[Opening Listed entries section]
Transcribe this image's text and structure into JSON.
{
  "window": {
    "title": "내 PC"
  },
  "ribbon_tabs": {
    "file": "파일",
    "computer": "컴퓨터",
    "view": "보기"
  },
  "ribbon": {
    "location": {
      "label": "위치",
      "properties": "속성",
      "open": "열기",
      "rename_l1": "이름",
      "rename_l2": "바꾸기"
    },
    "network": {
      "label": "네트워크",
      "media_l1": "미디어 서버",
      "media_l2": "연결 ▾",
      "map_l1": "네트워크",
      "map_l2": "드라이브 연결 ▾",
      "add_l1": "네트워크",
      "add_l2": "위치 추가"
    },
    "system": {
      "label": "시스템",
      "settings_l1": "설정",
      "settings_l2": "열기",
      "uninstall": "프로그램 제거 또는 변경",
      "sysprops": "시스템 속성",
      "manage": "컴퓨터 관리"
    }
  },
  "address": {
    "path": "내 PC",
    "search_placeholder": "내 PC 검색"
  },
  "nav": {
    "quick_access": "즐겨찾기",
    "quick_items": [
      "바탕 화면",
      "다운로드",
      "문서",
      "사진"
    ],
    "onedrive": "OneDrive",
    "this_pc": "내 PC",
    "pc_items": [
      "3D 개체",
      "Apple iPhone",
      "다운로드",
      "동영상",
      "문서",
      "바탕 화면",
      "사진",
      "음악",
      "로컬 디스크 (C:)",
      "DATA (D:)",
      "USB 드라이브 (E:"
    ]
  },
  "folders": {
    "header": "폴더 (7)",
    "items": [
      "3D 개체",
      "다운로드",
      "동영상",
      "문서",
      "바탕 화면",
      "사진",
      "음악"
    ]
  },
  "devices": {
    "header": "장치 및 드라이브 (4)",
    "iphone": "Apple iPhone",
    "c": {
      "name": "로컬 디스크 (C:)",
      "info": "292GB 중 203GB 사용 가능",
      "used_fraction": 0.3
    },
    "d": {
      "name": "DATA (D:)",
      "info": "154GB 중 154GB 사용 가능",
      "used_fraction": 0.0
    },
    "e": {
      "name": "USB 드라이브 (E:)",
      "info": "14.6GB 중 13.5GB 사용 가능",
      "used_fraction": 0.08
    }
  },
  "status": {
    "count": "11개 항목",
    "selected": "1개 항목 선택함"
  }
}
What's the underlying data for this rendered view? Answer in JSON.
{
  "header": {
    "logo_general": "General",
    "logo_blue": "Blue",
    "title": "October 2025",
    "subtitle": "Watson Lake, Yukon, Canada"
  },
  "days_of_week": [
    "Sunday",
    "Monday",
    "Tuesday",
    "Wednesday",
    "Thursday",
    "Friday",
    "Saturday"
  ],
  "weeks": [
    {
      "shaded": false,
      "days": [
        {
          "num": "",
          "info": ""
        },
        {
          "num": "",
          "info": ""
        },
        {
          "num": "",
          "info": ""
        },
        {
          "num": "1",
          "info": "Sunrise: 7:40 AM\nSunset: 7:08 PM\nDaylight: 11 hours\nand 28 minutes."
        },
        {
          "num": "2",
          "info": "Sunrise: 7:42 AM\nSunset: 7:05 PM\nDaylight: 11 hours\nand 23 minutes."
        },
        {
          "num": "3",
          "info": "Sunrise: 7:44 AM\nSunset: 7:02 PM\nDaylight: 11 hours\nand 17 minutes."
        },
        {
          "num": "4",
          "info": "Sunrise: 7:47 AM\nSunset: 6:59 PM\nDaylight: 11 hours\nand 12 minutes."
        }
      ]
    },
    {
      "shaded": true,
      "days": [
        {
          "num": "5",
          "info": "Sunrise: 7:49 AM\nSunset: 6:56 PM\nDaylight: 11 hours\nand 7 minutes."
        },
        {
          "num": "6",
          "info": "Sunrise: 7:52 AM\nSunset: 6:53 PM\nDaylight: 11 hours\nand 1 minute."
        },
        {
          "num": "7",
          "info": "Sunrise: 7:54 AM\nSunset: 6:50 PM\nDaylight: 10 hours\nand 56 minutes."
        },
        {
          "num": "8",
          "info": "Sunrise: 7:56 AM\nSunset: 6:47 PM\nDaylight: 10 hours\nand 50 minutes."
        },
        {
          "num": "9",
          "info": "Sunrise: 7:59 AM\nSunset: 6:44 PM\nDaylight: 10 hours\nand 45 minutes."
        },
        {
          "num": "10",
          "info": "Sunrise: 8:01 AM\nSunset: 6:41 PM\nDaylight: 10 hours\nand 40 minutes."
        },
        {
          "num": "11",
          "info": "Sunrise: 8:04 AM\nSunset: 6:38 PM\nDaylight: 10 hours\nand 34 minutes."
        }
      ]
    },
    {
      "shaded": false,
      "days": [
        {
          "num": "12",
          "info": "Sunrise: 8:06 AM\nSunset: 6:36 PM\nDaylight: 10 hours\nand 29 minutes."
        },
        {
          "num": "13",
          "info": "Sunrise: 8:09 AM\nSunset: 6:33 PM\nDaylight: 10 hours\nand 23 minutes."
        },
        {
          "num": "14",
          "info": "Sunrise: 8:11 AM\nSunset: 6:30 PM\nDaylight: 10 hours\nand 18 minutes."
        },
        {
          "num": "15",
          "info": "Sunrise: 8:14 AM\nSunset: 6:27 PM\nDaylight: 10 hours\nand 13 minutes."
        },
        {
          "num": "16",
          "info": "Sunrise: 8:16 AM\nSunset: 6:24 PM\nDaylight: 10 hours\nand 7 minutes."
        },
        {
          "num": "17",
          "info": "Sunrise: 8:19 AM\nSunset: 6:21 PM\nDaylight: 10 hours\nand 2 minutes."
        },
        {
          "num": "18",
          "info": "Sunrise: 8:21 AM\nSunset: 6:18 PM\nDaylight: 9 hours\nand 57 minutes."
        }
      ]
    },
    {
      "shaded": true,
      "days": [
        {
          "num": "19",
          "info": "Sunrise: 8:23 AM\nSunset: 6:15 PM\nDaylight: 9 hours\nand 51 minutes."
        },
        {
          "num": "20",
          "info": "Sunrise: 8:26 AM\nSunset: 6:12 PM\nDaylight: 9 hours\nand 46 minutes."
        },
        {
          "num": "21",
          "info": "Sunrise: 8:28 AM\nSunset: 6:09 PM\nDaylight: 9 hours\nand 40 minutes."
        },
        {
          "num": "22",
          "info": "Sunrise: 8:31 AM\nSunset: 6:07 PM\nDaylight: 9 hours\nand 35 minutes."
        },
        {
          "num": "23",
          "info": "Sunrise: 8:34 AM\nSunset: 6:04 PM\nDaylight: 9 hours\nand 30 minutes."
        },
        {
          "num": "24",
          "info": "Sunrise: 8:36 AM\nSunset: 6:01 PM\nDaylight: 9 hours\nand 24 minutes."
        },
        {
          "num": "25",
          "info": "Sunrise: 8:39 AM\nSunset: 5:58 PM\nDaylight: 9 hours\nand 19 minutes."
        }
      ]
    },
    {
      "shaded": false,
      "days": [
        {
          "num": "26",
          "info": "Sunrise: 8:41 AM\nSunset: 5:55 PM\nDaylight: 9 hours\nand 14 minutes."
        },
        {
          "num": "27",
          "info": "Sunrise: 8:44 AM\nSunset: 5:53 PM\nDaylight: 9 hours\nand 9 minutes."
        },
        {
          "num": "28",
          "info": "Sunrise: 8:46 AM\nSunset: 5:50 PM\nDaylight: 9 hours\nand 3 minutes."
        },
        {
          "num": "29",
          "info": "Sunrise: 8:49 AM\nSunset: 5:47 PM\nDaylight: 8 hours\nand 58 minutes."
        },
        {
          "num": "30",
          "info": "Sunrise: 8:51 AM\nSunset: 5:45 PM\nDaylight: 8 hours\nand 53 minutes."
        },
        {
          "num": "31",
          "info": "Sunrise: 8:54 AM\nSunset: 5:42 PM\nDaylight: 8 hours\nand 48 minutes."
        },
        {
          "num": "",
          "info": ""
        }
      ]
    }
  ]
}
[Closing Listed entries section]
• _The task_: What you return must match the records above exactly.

• _Your solution_:
Transcribe this image's text and structure into JSON.
{
  "window": {
    "title": "내 PC"
  },
  "ribbon_tabs": {
    "file": "파일",
    "computer": "컴퓨터",
    "view": "보기"
  },
  "ribbon": {
    "location": {
      "label": "위치",
      "properties": "속성",
      "open": "열기",
      "rename_l1": "이름",
      "rename_l2": "바꾸기"
    },
    "network": {
      "label": "네트워크",
      "media_l1": "미디어 서버",
      "media_l2": "연결 ▾",
      "map_l1": "네트워크",
      "map_l2": "드라이브 연결 ▾",
      "add_l1": "네트워크",
      "add_l2": "위치 추가"
    },
    "system": {
      "label": "시스템",
      "settings_l1": "설정",
      "settings_l2": "열기",
      "uninstall": "프로그램 제거 또는 변경",
      "sysprops": "시스템 속성",
      "manage": "컴퓨터 관리"
    }
  },
  "address": {
    "path": "내 PC",
    "search_placeholder": "내 PC 검색"
  },
  "nav": {
    "quick_access": "즐겨찾기",
    "quick_items": [
      "바탕 화면",
      "다운로드",
      "문서",
      "사진"
    ],
    "onedrive": "OneDrive",
    "this_pc": "내 PC",
    "pc_items": [
      "3D 개체",
      "Apple iPhone",
      "다운로드",
      "동영상",
      "문서",
      "바탕 화면",
      "사진",
      "음악",
      "로컬 디스크 (C:)",
      "DATA (D:)",
      "USB 드라이브 (E:"
    ]
  },
  "folders": {
    "header": "폴더 (7)",
    "items": [
      "3D 개체",
      "다운로드",
      "동영상",
      "문서",
      "바탕 화면",
      "사진",
      "음악"
    ]
  },
  "devices": {
    "header": "장치 및 드라이브 (4)",
    "iphone": "Apple iPhone",
    "c": {
      "name": "로컬 디스크 (C:)",
      "info": "292GB 중 203GB 사용 가능",
      "used_fraction": 0.3
    },
    "d": {
      "name": "DATA (D:)",
      "info": "154GB 중 154GB 사용 가능",
      "used_fraction": 0.0
    },
    "e": {
      "name": "USB 드라이브 (E:)",
      "info": "14.6GB 중 13.5GB 사용 가능",
      "used_fraction": 0.08
    }
  },
  "status": {
    "count": "11개 항목",
    "selected": "1개 항목 선택함"
  }
}
What's the underlying data for this rendered view? Answer in JSON.
{
  "header": {
    "logo_general": "General",
    "logo_blue": "Blue",
    "title": "October 2025",
    "subtitle": "Watson Lake, Yukon, Canada"
  },
  "days_of_week": [
    "Sunday",
    "Monday",
    "Tuesday",
    "Wednesday",
    "Thursday",
    "Friday",
    "Saturday"
  ],
  "weeks": [
    {
      "shaded": false,
      "days": [
        {
          "num": "",
          "info": ""
        },
        {
          "num": "",
          "info": ""
        },
        {
          "num": "",
          "info": ""
        },
        {
          "num": "1",
          "info": "Sunrise: 7:40 AM\nSunset: 7:08 PM\nDaylight: 11 hours\nand 28 minutes."
        },
        {
          "num": "2",
          "info": "Sunrise: 7:42 AM\nSunset: 7:05 PM\nDaylight: 11 hours\nand 23 minutes."
        },
        {
          "num": "3",
          "info": "Sunrise: 7:44 AM\nSunset: 7:02 PM\nDaylight: 11 hours\nand 17 minutes."
        },
        {
          "num": "4",
          "info": "Sunrise: 7:47 AM\nSunset: 6:59 PM\nDaylight: 11 hours\nand 12 minutes."
        }
      ]
    },
    {
      "shaded": true,
      "days": [
        {
          "num": "5",
          "info": "Sunrise: 7:49 AM\nSunset: 6:56 PM\nDaylight: 11 hours\nand 7 minutes."
        },
        {
          "num": "6",
          "info": "Sunrise: 7:52 AM\nSunset: 6:53 PM\nDaylight: 11 hours\nand 1 minute."
        },
        {
          "num": "7",
          "info": "Sunrise: 7:54 AM\nSunset: 6:50 PM\nDaylight: 10 hours\nand 56 minutes."
        },
        {
          "num": "8",
          "info": "Sunrise: 7:56 AM\nSunset: 6:47 PM\nDaylight: 10 hours\nand 50 minutes."
        },
        {
          "num": "9",
          "info": "Sunrise: 7:59 AM\nSunset: 6:44 PM\nDaylight: 10 hours\nand 45 minutes."
        },
        {
          "num": "10",
          "info": "Sunrise: 8:01 AM\nSunset: 6:41 PM\nDaylight: 10 hours\nand 40 minutes."
        },
        {
          "num": "11",
          "info": "Sunrise: 8:04 AM\nSunset: 6:38 PM\nDaylight: 10 hours\nand 34 minutes."
        }
      ]
    },
    {
      "shaded": false,
      "days": [
        {
          "num": "12",
          "info": "Sunrise: 8:06 AM\nSunset: 6:36 PM\nDaylight: 10 hours\nand 29 minutes."
        },
        {
          "num": "13",
          "info": "Sunrise: 8:09 AM\nSunset: 6:33 PM\nDaylight: 10 hours\nand 23 minutes."
        },
        {
          "num": "14",
          "info": "Sunrise: 8:11 AM\nSunset: 6:30 PM\nDaylight: 10 hours\nand 18 minutes."
        },
        {
          "num": "15",
          "info": "Sunrise: 8:14 AM\nSunset: 6:27 PM\nDaylight: 10 hours\nand 13 minutes."
        },
        {
          "num": "16",
          "info": "Sunrise: 8:16 AM\nSunset: 6:24 PM\nDaylight: 10 hours\nand 7 minutes."
        },
        {
          "num": "17",
          "info": "Sunrise: 8:19 AM\nSunset: 6:21 PM\nDaylight: 10 hours\nand 2 minutes."
        },
        {
          "num": "18",
          "info": "Sunrise: 8:21 AM\nSunset: 6:18 PM\nDaylight: 9 hours\nand 57 minutes."
        }
      ]
    },
    {
      "shaded": true,
      "days": [
        {
          "num": "19",
          "info": "Sunrise: 8:23 AM\nSunset: 6:15 PM\nDaylight: 9 hours\nand 51 minutes."
        },
        {
          "num": "20",
          "info": "Sunrise: 8:26 AM\nSunset: 6:12 PM\nDaylight: 9 hours\nand 46 minutes."
        },
        {
          "num": "21",
          "info": "Sunrise: 8:28 AM\nSunset: 6:09 PM\nDaylight: 9 hours\nand 40 minutes."
        },
        {
          "num": "22",
          "info": "Sunrise: 8:31 AM\nSunset: 6:07 PM\nDaylight: 9 hours\nand 35 minutes."
        },
        {
          "num": "23",
          "info": "Sunrise: 8:34 AM\nSunset: 6:04 PM\nDaylight: 9 hours\nand 30 minutes."
        },
        {
          "num": "24",
          "info": "Sunrise: 8:36 AM\nSunset: 6:01 PM\nDaylight: 9 hours\nand 24 minutes."
        },
        {
          "num": "25",
          "info": "Sunrise: 8:39 AM\nSunset: 5:58 PM\nDaylight: 9 hours\nand 19 minutes."
        }
      ]
    },
    {
      "shaded": false,
      "days": [
        {
          "num": "26",
          "info": "Sunrise: 8:41 AM\nSunset: 5:55 PM\nDaylight: 9 hours\nand 14 minutes."
        },
        {
          "num": "27",
          "info": "Sunrise: 8:44 AM\nSunset: 5:53 PM\nDaylight: 9 hours\nand 9 minutes."
        },
        {
          "num": "28",
          "info": "Sunrise: 8:46 AM\nSunset: 5:50 PM\nDaylight: 9 hours\nand 3 minutes."
        },
        {
          "num": "29",
          "info": "Sunrise: 8:49 AM\nSunset: 5:47 PM\nDaylight: 8 hours\nand 58 minutes."
        },
        {
          "num": "30",
          "info": "Sunrise: 8:51 AM\nSunset: 5:45 PM\nDaylight: 8 hours\nand 53 minutes."
        },
        {
          "num": "31",
          "info": "Sunrise: 8:54 AM\nSunset: 5:42 PM\nDaylight: 8 hours\nand 48 minutes."
        },
        {
          "num": "",
          "info": ""
        }
      ]
    }
  ]
}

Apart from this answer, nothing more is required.